“You usually end up with bad policy if you do it in an emotional way or an emotional reaction,” said Coats on ABC’s “This Week.” “We saw some things post-9/11 that were enacted that if we had had a little bit more rational time to think this through, perhaps we wouldn't have had some of the pushback on it.

“We have a broken system, it needs to be reformed. But I'm afraid we'll rush to some judgments relative to immigration and how it's processed. So let's do it in a rational way rather than an emotional way,” he added.

Coats said he would rather have his colleagues focus their attention on fiscal issues before tackling immigration.

“I think stepping back just a little bit and putting it on hold, for instance, we have a bigger issue than immigration in front of us. And that's our debt deficit and it's got to get solved,” he said.

The bombing attack allegedly carried by two ethnic Chechens raised in Kyrgyzstan, who immigrated to the United States has raised questions about the nation’s immigration laws just as senators are pushing a bipartisan reform proposal.

The Senate proposal by the bipartisan Gang of Eight would provide a pathway to citizenship for the 11 million illegals already in the United States as well as expand visas for both low and high-skilled workers.  The bill would also strengthen border security measures.

Critics of immigration reform have seized on the Boston attack and urged caution, but senators behind the bipartisan reform effort say their measures can best repair the currently broken system.

Sens. John McCain (R-Ariz.) and Lindsey Graham (R-S.C.) last week, however, issued a joint statement opposing efforts to delay the bill. 

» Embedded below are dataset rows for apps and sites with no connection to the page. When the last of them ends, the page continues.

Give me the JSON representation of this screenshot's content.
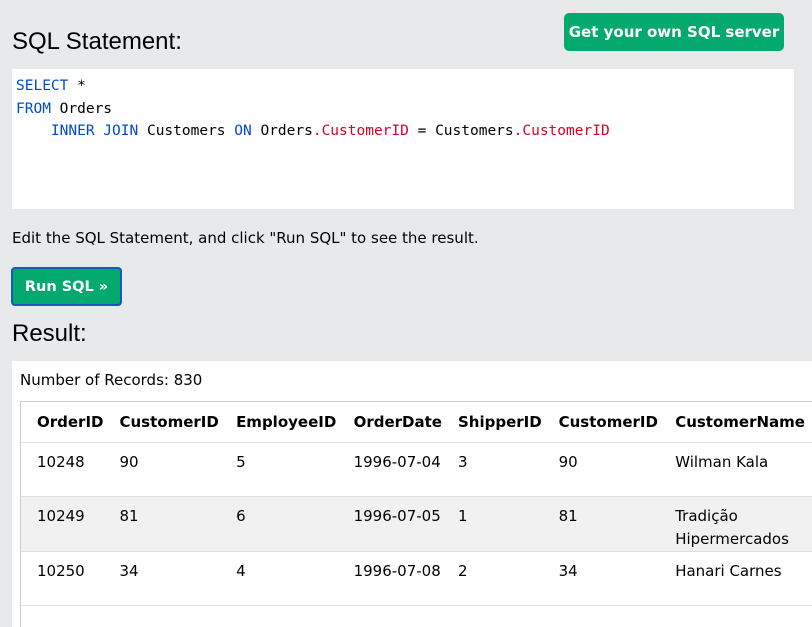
{
  "header": {
    "sql_title": "SQL Statement:",
    "server_button": "Get your own SQL server"
  },
  "editor": {
    "line1_kw": "SELECT",
    "line1_rest": " *",
    "line2_kw": "FROM",
    "line2_rest": " Orders",
    "line3_indent": "    ",
    "line3_kw1": "INNER JOIN",
    "line3_t1": " Customers ",
    "line3_kw2": "ON",
    "line3_t2": " Orders",
    "line3_c1": ".CustomerID",
    "line3_t3": " = Customers",
    "line3_c2": ".CustomerID"
  },
  "hint": "Edit the SQL Statement, and click \"Run SQL\" to see the result.",
  "run_button": "Run SQL »",
  "result": {
    "title": "Result:",
    "records": "Number of Records: 830",
    "columns": [
      "OrderID",
      "CustomerID",
      "EmployeeID",
      "OrderDate",
      "ShipperID",
      "CustomerID",
      "CustomerName"
    ],
    "rows": [
      [
        "10248",
        "90",
        "5",
        "1996-07-04",
        "3",
        "90",
        "Wilman Kala"
      ],
      [
        "10249",
        "81",
        "6",
        "1996-07-05",
        "1",
        "81",
        "Tradição Hipermercados"
      ],
      [
        "10250",
        "34",
        "4",
        "1996-07-08",
        "2",
        "34",
        "Hanari Carnes"
      ]
    ]
  },
  "colors": {
    "accent": "#04aa6d",
    "keyword": "#0049d1",
    "column_ref": "#dd0021",
    "background": "#e7e9eb"
  }
}
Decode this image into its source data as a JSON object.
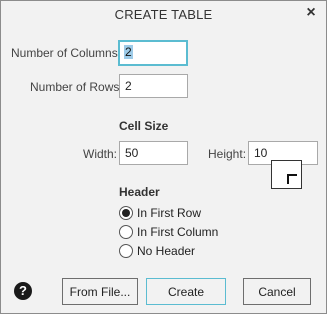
{
  "dialog": {
    "title": "CREATE TABLE",
    "close_glyph": "×"
  },
  "fields": {
    "columns_label": "Number of Columns:",
    "columns_value": "2",
    "rows_label": "Number of Rows:",
    "rows_value": "2"
  },
  "cell_size": {
    "heading": "Cell Size",
    "width_label": "Width:",
    "width_value": "50",
    "height_label": "Height:",
    "height_value": "10"
  },
  "header": {
    "heading": "Header",
    "options": [
      {
        "label": "In First Row",
        "checked": true
      },
      {
        "label": "In First Column",
        "checked": false
      },
      {
        "label": "No Header",
        "checked": false
      }
    ]
  },
  "buttons": {
    "help_glyph": "?",
    "from_file": "From File...",
    "create": "Create",
    "cancel": "Cancel"
  },
  "icons": {
    "close": "close-icon",
    "help": "help-icon",
    "cell_picker": "cell-size-picker-icon"
  },
  "colors": {
    "focus_accent": "#5bbcd1",
    "selection": "#9ecbe8"
  }
}
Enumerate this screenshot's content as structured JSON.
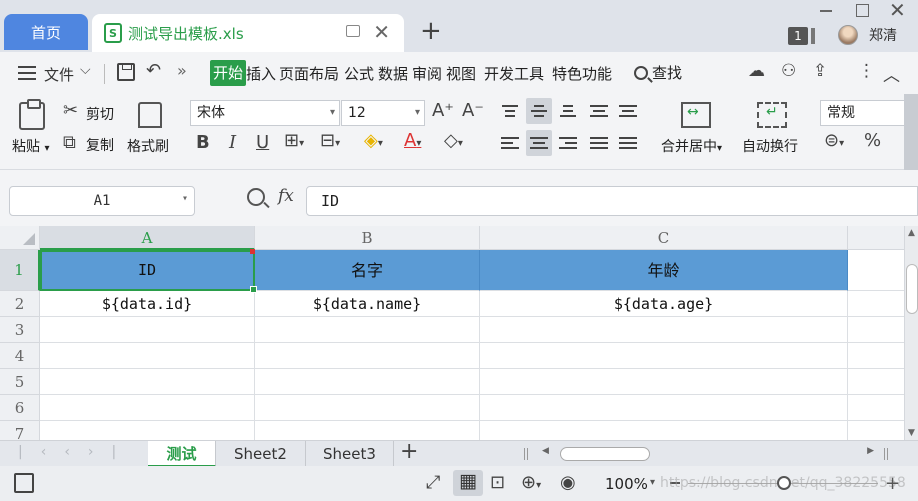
{
  "title_bar": {
    "home_tab": "首页",
    "doc_tab": {
      "icon": "S",
      "title": "测试导出模板.xls"
    },
    "new_tab_symbol": "+",
    "notification_count": "1",
    "username": "郑清"
  },
  "menu": {
    "file": "文件",
    "items": [
      "开始",
      "插入",
      "页面布局",
      "公式",
      "数据",
      "审阅",
      "视图",
      "开发工具",
      "特色功能"
    ],
    "active": "开始",
    "search": "查找"
  },
  "ribbon": {
    "paste": "粘贴",
    "cut": "剪切",
    "copy": "复制",
    "format_painter": "格式刷",
    "font_name": "宋体",
    "font_size": "12",
    "bold": "B",
    "italic": "I",
    "underline": "U",
    "merge_center": "合并居中",
    "wrap_text": "自动换行",
    "number_format": "常规",
    "percent": "%"
  },
  "formula_bar": {
    "name_box": "A1",
    "fx": "fx",
    "content": "ID"
  },
  "sheet": {
    "columns": [
      "A",
      "B",
      "C"
    ],
    "selected_column": "A",
    "rows": [
      "1",
      "2",
      "3",
      "4",
      "5",
      "6",
      "7"
    ],
    "selected_row": "1",
    "cells": {
      "r1": [
        "ID",
        "名字",
        "年龄"
      ],
      "r2": [
        "${data.id}",
        "${data.name}",
        "${data.age}"
      ]
    },
    "header_fill": "#5b9bd5"
  },
  "sheet_tabs": {
    "tabs": [
      "测试",
      "Sheet2",
      "Sheet3"
    ],
    "active": "测试",
    "add": "+"
  },
  "status_bar": {
    "zoom": "100%",
    "watermark": "https://blog.csdn.net/qq_38225558"
  },
  "colors": {
    "accent_green": "#2a9d4a",
    "home_tab_blue": "#4f86e0"
  }
}
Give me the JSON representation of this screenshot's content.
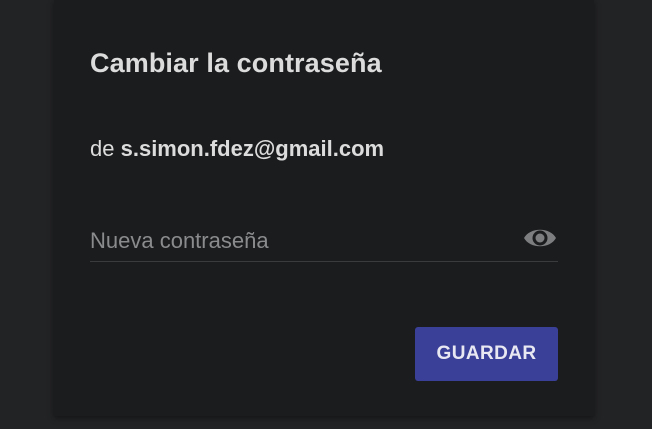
{
  "dialog": {
    "title": "Cambiar la contraseña",
    "subtitle_prefix": "de",
    "email": "s.simon.fdez@gmail.com",
    "password_field": {
      "placeholder": "Nueva contraseña",
      "value": "",
      "toggle_icon": "eye-icon"
    },
    "save_label": "GUARDAR"
  },
  "colors": {
    "page_background": "#222325",
    "card_background": "#1b1c1e",
    "text": "#dcdcdc",
    "placeholder": "#8a8b8d",
    "button": "#3a3f98"
  }
}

“Immigration reform will strengthen our nation’s security by helping us identify exactly who has entered our country and who has left – a basic function of government that our broken immigration system is incapable of accomplishing today. The status quo is unacceptable,” they said.

Also appearing on ABC, Rep. Bennie Thompson (D-Miss.) Ranking Member of the House Homeland Security Committee said there was no reason to delay immigration reform.

“We're a nation of immigrants. I trust our government. We vet people up and down. We review policies every day. But to put it on hold is not in the best interest of this country,” said Thompson.